Find the string "screenshot" in the listing below and return each line it appears in.

== DATA SHOWN ==

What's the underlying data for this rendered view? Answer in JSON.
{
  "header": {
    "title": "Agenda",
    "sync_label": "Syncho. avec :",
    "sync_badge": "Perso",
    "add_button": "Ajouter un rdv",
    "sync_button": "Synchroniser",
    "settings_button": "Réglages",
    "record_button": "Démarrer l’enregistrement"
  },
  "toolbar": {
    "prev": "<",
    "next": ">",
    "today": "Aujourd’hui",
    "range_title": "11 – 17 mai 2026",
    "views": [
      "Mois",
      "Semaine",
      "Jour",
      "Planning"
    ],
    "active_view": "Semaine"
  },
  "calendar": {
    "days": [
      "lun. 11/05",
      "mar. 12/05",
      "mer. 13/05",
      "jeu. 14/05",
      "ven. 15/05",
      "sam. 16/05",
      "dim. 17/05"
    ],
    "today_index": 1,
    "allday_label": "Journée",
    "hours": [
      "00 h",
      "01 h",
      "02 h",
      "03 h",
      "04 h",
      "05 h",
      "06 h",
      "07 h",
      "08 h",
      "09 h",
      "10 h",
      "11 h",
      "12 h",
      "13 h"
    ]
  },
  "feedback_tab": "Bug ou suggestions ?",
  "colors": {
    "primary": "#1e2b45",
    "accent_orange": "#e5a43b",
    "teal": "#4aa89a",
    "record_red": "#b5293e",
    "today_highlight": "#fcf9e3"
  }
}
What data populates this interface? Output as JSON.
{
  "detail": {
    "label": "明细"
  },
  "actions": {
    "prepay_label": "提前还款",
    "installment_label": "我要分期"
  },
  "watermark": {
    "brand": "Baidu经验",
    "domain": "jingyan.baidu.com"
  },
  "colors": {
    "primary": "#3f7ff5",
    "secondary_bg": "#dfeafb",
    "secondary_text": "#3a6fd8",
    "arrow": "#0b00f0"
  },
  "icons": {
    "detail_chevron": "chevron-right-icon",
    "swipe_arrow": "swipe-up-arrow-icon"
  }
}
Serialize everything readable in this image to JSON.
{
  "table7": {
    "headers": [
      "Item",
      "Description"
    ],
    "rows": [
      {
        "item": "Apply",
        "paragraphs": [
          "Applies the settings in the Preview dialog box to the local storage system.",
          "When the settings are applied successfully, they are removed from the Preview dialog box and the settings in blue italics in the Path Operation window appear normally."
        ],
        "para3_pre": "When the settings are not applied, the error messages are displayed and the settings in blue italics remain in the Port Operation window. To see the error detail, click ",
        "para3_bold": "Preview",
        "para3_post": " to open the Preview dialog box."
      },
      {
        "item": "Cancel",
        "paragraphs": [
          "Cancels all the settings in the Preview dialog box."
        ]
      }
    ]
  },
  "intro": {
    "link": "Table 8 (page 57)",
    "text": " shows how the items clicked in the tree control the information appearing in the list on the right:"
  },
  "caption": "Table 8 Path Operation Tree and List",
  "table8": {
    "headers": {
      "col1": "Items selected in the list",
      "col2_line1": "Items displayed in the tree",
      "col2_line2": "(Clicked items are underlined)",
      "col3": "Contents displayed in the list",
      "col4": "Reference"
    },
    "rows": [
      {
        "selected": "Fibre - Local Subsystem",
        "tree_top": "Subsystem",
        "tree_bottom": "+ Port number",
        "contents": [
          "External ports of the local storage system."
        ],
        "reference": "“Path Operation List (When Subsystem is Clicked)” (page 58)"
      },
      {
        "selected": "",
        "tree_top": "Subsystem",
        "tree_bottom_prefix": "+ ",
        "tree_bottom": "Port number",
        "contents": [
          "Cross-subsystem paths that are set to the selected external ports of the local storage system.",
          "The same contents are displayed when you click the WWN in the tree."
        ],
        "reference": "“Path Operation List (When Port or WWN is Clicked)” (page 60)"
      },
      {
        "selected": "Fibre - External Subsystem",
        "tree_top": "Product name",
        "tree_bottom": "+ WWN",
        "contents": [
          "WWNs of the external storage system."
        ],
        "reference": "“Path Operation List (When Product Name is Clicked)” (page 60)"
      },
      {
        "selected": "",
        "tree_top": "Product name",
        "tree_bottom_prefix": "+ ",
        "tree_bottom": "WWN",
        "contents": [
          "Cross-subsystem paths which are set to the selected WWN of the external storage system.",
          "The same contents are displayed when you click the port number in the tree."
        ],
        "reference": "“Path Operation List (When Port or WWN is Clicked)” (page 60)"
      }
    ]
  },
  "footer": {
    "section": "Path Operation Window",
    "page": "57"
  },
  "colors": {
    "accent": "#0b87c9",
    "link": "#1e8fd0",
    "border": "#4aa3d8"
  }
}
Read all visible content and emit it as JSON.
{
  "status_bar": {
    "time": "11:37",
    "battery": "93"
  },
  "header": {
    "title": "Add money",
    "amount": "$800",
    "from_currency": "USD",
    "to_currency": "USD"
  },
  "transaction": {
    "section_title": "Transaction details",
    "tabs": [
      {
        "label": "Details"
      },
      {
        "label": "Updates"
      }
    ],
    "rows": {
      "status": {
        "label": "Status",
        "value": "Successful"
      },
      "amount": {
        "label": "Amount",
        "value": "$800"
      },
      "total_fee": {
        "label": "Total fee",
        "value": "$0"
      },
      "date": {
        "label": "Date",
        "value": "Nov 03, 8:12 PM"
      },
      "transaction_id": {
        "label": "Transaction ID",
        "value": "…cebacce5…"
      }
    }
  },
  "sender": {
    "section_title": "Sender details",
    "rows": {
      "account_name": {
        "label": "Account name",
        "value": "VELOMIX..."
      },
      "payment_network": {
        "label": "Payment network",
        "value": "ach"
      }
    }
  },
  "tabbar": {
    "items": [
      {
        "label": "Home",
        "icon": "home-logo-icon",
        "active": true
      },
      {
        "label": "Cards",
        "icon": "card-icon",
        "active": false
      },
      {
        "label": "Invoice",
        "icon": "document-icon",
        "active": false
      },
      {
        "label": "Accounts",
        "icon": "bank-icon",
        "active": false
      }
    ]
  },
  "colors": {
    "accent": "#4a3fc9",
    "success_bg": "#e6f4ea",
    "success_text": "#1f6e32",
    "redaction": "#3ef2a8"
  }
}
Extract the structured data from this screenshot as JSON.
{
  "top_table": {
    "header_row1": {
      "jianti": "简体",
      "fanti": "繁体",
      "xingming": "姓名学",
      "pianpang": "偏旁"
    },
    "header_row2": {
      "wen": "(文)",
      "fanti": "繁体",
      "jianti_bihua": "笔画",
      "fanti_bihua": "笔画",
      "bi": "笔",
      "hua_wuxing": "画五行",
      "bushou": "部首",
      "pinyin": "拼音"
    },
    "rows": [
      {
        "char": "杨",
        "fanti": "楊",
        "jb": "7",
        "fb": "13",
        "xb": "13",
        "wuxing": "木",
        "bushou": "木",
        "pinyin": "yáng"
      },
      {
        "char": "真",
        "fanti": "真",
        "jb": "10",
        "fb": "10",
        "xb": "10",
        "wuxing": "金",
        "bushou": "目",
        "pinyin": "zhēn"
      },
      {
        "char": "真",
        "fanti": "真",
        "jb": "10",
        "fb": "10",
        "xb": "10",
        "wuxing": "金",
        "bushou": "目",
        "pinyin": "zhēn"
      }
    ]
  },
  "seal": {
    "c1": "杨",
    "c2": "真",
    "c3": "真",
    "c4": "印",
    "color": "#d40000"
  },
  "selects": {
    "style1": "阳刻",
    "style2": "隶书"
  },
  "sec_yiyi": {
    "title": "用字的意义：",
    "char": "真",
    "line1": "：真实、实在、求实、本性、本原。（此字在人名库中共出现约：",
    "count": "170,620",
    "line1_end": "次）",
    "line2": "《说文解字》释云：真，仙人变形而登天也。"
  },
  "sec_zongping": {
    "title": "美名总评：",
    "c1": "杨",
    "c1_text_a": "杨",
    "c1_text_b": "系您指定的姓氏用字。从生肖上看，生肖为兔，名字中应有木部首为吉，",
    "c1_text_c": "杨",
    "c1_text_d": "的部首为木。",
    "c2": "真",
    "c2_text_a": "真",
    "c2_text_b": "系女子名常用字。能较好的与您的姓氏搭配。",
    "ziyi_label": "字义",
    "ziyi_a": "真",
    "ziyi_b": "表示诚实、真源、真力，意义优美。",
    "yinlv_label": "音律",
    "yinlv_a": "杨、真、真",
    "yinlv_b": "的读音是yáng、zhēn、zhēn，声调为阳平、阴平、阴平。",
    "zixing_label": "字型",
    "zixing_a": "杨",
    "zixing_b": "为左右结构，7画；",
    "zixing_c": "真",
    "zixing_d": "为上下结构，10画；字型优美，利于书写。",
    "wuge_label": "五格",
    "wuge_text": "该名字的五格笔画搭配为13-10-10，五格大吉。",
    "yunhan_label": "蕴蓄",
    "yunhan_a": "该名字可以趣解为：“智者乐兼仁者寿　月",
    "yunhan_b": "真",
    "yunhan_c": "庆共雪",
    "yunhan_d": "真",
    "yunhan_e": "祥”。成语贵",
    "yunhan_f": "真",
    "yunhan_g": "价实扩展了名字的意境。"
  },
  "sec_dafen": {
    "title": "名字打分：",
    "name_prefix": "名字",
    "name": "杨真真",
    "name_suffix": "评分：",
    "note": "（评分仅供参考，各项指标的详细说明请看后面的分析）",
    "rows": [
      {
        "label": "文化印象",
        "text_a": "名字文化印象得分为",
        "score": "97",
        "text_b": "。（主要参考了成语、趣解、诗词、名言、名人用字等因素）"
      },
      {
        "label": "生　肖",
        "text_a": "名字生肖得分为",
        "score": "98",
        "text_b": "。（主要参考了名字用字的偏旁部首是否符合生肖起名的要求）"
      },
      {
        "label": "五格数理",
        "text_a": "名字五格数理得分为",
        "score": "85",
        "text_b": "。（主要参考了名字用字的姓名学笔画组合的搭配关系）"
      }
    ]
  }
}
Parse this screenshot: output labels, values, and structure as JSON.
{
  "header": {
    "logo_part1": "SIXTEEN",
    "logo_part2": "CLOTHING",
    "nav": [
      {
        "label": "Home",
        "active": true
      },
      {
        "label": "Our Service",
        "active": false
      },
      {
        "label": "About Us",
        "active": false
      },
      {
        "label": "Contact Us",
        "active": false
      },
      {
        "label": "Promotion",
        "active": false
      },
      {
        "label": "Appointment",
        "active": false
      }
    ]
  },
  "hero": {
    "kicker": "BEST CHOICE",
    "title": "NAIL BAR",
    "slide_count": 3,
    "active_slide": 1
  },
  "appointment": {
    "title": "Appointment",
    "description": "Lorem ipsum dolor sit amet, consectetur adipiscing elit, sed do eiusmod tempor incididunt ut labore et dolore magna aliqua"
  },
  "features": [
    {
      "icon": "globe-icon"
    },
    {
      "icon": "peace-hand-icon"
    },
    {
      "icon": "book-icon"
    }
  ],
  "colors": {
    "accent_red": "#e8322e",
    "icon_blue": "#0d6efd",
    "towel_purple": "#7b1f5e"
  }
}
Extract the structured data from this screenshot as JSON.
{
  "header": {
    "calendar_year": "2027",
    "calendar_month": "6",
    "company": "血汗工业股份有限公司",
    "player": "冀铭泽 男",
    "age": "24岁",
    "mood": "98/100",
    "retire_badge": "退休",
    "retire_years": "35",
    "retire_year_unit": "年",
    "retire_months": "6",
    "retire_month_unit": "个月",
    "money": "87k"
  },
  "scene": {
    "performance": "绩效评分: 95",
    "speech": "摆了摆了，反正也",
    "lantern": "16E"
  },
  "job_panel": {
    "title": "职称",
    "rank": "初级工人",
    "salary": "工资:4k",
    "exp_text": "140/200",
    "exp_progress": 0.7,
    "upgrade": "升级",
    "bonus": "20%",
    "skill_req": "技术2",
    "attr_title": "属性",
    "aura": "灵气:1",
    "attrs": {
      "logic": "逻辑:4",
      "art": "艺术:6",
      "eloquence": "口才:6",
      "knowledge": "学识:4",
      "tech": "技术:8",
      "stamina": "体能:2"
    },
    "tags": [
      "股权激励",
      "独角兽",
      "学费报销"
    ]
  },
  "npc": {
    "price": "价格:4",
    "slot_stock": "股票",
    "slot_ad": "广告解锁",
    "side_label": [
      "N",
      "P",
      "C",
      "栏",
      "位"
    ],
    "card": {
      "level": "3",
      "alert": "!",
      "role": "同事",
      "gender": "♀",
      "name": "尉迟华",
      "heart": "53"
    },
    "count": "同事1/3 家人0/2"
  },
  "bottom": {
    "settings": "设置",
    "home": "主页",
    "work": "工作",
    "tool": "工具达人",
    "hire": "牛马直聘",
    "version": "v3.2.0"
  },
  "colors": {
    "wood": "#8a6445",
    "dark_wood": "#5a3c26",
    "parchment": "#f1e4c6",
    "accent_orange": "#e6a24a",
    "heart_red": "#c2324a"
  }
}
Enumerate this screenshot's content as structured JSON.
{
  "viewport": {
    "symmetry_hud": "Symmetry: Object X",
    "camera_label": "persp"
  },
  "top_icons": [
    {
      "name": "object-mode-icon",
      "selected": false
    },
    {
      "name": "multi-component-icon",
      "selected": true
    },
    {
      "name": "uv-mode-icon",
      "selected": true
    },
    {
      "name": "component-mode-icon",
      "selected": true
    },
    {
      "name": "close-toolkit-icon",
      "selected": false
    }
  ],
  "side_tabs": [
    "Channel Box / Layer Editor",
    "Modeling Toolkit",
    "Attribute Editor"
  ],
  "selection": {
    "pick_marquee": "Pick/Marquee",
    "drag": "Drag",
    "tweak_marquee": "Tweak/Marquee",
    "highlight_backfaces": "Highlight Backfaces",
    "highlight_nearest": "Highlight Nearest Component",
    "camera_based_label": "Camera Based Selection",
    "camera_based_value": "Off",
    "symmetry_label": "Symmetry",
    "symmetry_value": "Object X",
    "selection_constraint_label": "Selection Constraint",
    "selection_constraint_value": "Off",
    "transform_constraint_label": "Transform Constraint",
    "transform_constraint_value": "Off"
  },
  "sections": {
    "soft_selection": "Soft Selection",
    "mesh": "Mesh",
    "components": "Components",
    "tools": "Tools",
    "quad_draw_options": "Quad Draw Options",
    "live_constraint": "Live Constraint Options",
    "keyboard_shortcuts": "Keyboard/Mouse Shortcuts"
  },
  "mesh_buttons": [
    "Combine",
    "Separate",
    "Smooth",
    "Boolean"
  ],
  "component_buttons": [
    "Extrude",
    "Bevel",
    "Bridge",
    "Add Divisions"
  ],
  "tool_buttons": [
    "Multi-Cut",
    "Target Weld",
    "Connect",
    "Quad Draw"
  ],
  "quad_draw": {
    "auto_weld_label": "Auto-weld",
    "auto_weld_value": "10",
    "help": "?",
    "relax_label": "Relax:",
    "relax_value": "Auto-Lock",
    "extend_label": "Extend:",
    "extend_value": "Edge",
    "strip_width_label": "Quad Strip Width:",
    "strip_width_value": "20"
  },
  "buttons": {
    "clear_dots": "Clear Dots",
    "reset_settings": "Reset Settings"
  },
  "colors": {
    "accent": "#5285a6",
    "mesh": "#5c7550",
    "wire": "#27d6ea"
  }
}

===

__ANSWER TO THIS PROBLEM__.
Extract the structured data from this screenshot as JSON.
Parse this screenshot: output labels, values, and structure as JSON.
Extract the structured data from this screenshot as JSON.
Enumerate this screenshot's content as structured JSON.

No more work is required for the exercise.